According to the United Nations, even when disposed of properly, around 75% of used masks and other pandemic-related waste like gloves and face shields will end up in landfill or oceans. Most disposable masks contain plastic, and further research shows they may contribute to rates of harmful microplastic fibres found on land and in waterways.
Meanwhile, the construction, renovation and demolition industries account for around half the world’s annual produced waste.
Saberian says his team will now work with other researchers and industries to understand the safest way to sterilize the masks so they can be safely collected for use from landfill sites.

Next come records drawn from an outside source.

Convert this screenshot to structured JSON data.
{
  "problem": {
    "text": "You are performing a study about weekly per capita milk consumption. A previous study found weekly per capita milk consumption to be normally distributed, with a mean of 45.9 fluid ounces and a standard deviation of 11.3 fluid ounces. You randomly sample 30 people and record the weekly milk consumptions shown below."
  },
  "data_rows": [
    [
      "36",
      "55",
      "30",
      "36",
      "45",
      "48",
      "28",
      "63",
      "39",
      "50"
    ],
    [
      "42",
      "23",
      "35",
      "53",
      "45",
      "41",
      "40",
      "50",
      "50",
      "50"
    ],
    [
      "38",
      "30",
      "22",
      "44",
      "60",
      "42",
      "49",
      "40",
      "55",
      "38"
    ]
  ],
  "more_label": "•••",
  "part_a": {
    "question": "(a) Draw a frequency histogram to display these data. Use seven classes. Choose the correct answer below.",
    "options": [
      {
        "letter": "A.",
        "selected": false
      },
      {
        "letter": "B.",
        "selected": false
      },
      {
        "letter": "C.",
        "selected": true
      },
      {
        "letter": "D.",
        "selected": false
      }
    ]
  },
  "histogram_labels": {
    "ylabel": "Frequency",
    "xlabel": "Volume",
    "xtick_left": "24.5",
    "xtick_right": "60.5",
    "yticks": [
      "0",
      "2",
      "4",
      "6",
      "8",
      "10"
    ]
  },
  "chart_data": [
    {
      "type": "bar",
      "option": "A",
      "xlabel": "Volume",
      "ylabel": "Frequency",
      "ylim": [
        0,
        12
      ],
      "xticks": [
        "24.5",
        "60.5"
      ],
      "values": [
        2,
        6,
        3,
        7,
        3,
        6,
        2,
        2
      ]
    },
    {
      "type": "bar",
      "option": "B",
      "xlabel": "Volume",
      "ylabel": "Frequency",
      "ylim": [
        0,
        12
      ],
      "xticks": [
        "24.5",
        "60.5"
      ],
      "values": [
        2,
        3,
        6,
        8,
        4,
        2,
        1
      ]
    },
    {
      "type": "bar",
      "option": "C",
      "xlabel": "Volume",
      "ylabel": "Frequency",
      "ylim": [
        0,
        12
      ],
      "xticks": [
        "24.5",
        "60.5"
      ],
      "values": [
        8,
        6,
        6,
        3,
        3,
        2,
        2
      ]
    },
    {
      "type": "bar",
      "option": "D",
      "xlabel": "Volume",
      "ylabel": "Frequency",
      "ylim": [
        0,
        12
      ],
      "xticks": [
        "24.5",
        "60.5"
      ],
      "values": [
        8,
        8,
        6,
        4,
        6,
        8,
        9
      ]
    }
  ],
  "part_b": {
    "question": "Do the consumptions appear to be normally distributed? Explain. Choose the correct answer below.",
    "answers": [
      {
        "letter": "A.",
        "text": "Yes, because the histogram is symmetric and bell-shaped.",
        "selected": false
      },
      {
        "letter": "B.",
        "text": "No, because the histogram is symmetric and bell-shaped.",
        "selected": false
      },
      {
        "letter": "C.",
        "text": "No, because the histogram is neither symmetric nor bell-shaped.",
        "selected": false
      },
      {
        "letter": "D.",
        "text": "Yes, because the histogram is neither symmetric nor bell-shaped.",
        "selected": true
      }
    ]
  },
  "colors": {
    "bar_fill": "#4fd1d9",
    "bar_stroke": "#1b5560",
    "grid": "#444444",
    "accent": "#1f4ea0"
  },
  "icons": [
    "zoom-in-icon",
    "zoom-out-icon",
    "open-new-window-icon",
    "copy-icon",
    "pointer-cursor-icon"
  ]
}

“Waste materials are usually separated by their size and weight. Face masks can be extracted from the rest of the waste stream by blasts of air generated by either air classifiers or air knives,” he told Global Citizen. “We know that other researchers have looked at sterilization, and there are several methods available for disinfecting the face masks, including the thermal method and the microwave method that can kill 99.9% of viruses.”